Savona used to be one of the chief seats of the Italian iron industry, having iron-works and foundries, shipbuilding, railway workshops, engineering shops, and a brass foundry.
One of the most celebrated former inhabitants of Savona was the navigator Christopher Columbus, who farmed land in the area while chronicling his journeys. 'Columbus's house', a cottage situated in the Savona hills, lay between vegetable crops and fruit trees. It is one of several residences in Liguria associated with Columbus.
Inhabited in ancient times by Ligures tribes, it came under Roman influence in c. 180 BC, after the Punic wars in which the city had been allied to Carthage. At the fall of the Western Roman Empire, it passed under Lombard rule in 641 AD (being destroyed in the attack) after a short period as an Ostrogoth and then Byzantine possession. Later it recovered as county seat in the Carolingian Empire. In the 10th century its bishops were counts of Savona, but later the countship passed to the marquesses of Montferrat (981) and afterwards to the marquesses Del Vasto (1084).
After a long struggle against the Saracens, Savona acquired independence in the 11th century, becoming a free municipality allied with the Emperor. Savona was the center of religious culture (13th to 16th centuries) due to the work of two important monasteries: Dominican and Franciscan. Subsequently, it fought against Genoa before being definitively conquered in 1528. The Genoese destroyed the upper town and buried the port. It then shared the fortunes of the Republic of Genoa until Napoleonic times. In 1809 the city received Pope Pius VII, prisoner of Napoleon Bonaparte, for a few years. Between April and mid-May 1800, Austrian forces besieged the city while a small British naval force maintained a blockade; the fortress surrendered on 15 May. Subsequently, Savona was annexed to the Kingdom of Sardinia-Piedmont (1815). Eventually, it became part of unified Italy.
The Cattedrale dell'Assunta (Cathedral of the Assumption), built after Genoese demolition of the old cathedral. It kept the relics of Saint Valentine.

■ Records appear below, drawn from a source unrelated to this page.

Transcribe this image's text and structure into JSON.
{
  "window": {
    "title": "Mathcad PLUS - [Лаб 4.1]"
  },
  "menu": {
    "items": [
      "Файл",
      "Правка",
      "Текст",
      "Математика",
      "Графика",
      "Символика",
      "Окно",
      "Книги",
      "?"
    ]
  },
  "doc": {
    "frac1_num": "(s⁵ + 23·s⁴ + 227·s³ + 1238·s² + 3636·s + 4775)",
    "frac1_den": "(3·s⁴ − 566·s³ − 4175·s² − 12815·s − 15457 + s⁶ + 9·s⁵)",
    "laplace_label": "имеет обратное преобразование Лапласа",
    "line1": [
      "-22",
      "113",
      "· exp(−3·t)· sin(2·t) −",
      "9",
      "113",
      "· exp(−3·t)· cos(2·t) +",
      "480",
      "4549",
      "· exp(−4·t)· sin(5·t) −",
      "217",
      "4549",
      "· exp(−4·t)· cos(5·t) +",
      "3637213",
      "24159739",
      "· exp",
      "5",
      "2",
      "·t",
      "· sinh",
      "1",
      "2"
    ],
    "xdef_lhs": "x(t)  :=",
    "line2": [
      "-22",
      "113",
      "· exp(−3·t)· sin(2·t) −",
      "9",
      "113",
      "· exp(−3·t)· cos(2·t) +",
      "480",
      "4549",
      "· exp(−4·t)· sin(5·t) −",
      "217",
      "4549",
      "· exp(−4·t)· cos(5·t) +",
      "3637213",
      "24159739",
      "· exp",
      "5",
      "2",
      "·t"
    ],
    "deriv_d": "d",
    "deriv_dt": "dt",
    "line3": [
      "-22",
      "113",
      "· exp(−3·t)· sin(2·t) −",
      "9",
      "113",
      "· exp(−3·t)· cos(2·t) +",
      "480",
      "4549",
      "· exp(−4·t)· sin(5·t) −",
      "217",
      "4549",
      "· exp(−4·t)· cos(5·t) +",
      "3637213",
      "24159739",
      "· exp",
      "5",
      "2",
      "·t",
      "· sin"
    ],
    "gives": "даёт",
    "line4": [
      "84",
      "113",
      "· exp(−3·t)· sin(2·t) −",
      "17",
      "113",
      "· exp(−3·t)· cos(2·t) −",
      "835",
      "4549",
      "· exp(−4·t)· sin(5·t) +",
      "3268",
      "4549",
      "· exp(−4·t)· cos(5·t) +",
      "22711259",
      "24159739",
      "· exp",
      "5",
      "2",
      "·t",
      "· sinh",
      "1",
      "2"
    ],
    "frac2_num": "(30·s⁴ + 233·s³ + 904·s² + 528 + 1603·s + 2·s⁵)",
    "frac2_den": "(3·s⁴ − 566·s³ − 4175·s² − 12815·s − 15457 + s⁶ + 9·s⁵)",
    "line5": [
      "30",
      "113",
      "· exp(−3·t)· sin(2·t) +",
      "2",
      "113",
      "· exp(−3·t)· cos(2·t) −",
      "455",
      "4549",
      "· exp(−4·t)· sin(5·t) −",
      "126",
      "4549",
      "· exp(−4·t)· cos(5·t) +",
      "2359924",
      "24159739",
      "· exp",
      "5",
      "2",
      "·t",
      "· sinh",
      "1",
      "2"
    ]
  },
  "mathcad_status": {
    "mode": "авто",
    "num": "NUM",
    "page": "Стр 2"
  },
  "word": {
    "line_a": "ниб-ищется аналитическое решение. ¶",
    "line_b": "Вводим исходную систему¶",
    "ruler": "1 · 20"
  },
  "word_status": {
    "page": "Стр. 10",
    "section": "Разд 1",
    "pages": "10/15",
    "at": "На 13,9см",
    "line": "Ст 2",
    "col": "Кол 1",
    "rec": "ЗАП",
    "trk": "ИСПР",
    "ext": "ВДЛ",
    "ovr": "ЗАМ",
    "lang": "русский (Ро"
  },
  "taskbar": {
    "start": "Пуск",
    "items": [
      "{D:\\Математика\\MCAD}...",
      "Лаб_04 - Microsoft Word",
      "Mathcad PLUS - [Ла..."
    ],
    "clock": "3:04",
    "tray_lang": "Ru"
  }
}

The Cappella Sistina (Sistine Chapel), adjacent to the Cathedral and built 1480-1483, it containing the Mausoleum erected by the Della Rovere Pope Sixtus IV to honor his parents, Leonardo Della Rovere and Luchina Monleone. The construction was commissioned by Giovanni D'Aria and his brother Michele. The chapel is architecturally similar to the chapel dedicated to the Cardinal Pietro Riario in the Basilica of the Santi Apostoli, Rome. After years of deterioration, in 1765-1767 a reconstruction was ordered by the Genovese Doge Francesco Maria Della Rovere. This updated the chapel in a Rococo style, with ceiling painted by Paolo Gerolamo Brusco. The Cathedral has a noteworthy 16th-century carved wooden choir seats.

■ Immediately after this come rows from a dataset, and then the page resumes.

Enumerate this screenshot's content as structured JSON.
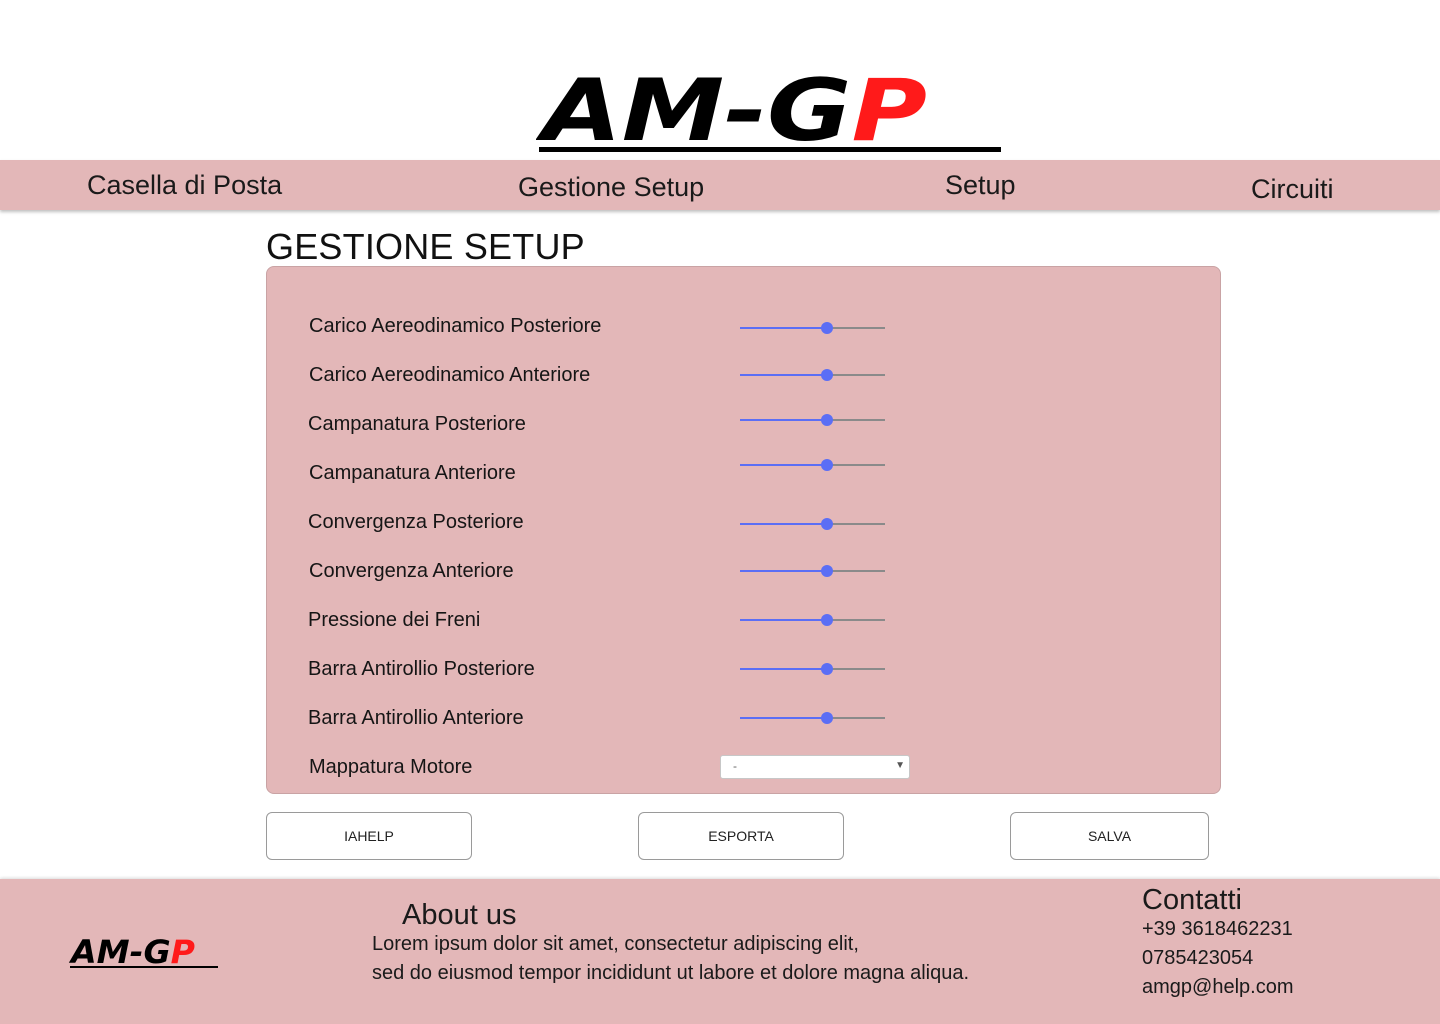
{
  "brand": {
    "logo_text_black": "AM-G",
    "logo_text_red": "P",
    "logo_red_color": "#ff1a1a"
  },
  "nav": {
    "items": [
      {
        "label": "Casella di Posta"
      },
      {
        "label": "Gestione Setup"
      },
      {
        "label": "Setup"
      },
      {
        "label": "Circuiti"
      }
    ]
  },
  "page": {
    "title": "GESTIONE SETUP"
  },
  "setup": {
    "sliders": [
      {
        "label": "Carico Aereodinamico Posteriore",
        "value": 0.6
      },
      {
        "label": "Carico Aereodinamico Anteriore",
        "value": 0.6
      },
      {
        "label": "Campanatura Posteriore",
        "value": 0.6
      },
      {
        "label": "Campanatura Anteriore",
        "value": 0.6
      },
      {
        "label": "Convergenza Posteriore",
        "value": 0.6
      },
      {
        "label": "Convergenza Anteriore",
        "value": 0.6
      },
      {
        "label": "Pressione dei Freni",
        "value": 0.6
      },
      {
        "label": "Barra Antirollio Posteriore",
        "value": 0.6
      },
      {
        "label": "Barra Antirollio Anteriore",
        "value": 0.6
      }
    ],
    "engine_map": {
      "label": "Mappatura Motore",
      "selected": "-"
    }
  },
  "actions": {
    "help_label": "IAHELP",
    "export_label": "ESPORTA",
    "save_label": "SALVA"
  },
  "footer": {
    "about_title": "About us",
    "about_line1": "Lorem ipsum dolor sit amet, consectetur adipiscing elit,",
    "about_line2": "sed do eiusmod  tempor incididunt ut labore et dolore magna aliqua.",
    "contact_title": "Contatti",
    "phone1": "+39 3618462231",
    "phone2": "0785423054",
    "email": "amgp@help.com"
  },
  "colors": {
    "accent": "#5b6ef5",
    "panel_bg": "#e3b7b8"
  }
}
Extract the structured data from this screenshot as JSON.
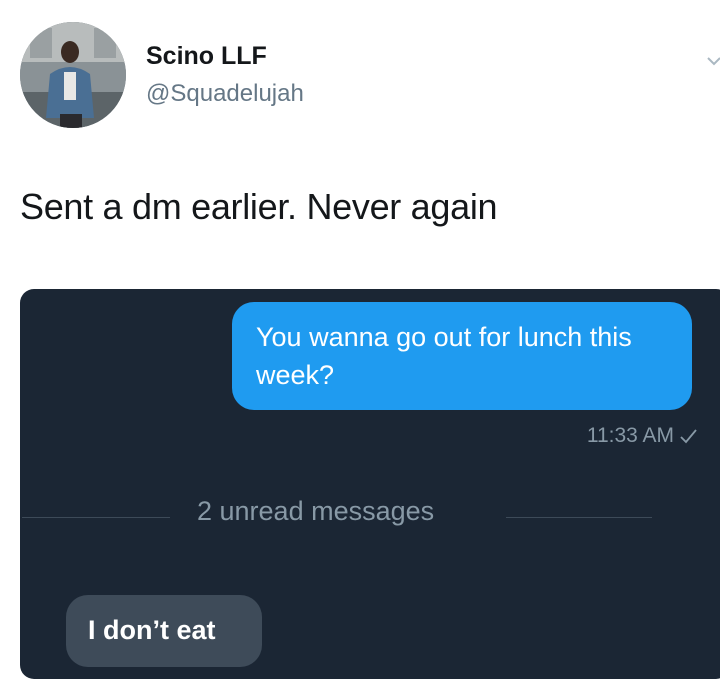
{
  "tweet": {
    "author_name": "Scino LLF",
    "author_handle": "@Squadelujah",
    "text": "Sent a dm earlier. Never again"
  },
  "icons": {
    "avatar": "profile-photo",
    "caret": "chevron-down-icon",
    "read_receipt": "check-icon"
  },
  "dm": {
    "outgoing_message": "You wanna go out for lunch this week?",
    "outgoing_time": "11:33 AM",
    "unread_separator": "2 unread messages",
    "incoming_message": "I don’t eat"
  },
  "colors": {
    "dm_background": "#1b2634",
    "outgoing_bubble": "#1f9bf0",
    "incoming_bubble": "#3e4b59",
    "muted_text": "#8899a6"
  }
}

The church of Nostra Signora di Castello (Our Lady of the Castle) has a large altarpiece by Vincenzo Foppa and Ludovico Brea painted in 1490.
The Torre Leon Pancaldo (Leon Pancaldo Tower), built in the 14th century and also known as "Torretta", is the symbol of the town.
The Torre del Brandale (Brandale Tower), also known as Campanassa (Commune tower, where the freedom declaration of Savona was signed in 1191) and towers Corsi and Riario.
The Priamar fortress, built by the Genoese in 1542 after their conquest of Savona, on the area of the old cathedral and old city and later used as a prison and military priso. In 1830-1831 Giuseppe Mazzini was imprisoned in the fortress and he "dreams" the "Giovine Italia". Inside the fortress there is the Museum Centre of Priamar.
The Palazzo Gavotti (Gavotti Palace), built in the 15th century. Inside the palace there is the Art Museum of Palazzo Gavotti that contains the Pinacoteca of Savona, the artwork of Fondazione Museo di Arte Contemporanea Milena Milani in memoria di Carlo Cardazzo and the new Ceramic Museum.
The Palazzo Delle Piane (Delle Piane Palace), an important building in Liberty style of Savona.
In neighbourhood of Savona remains a house documented as property of Domenico Colombo, father of Christopher Columbus, where they lived for many years (Christopher Columbus lived in Savona for much of his youth).
The Villa Zanelli, an important Liberty-style former residence and hospital.
The average yearly temperature is around 19 °C (66 °F) during the day and 12 °C (54 °F) at night. In the coldest months: January, February and December, the average temperature is 11 °C (52 °F) during the day and 5 °C (41 °F) at night. In the warmest month - July and August - the average temperature is 28 °C (82 °F) during the day and 20 °C (68 °F) at night. Generally, a typical summer season lasts about 4 to 6 months, from May/June to September/October. The daily temperature range is limited, with an average range of about 7 °C (13 °F) between high and low temperatures. Rain occurs mainly in autumn, the summers being generally dry. Sunshine hours total above 2,097 per year, from an average 4 hours of sunshine duration per day in winter to average 9 hours in summer. Savona usually sees snow once or twice per year.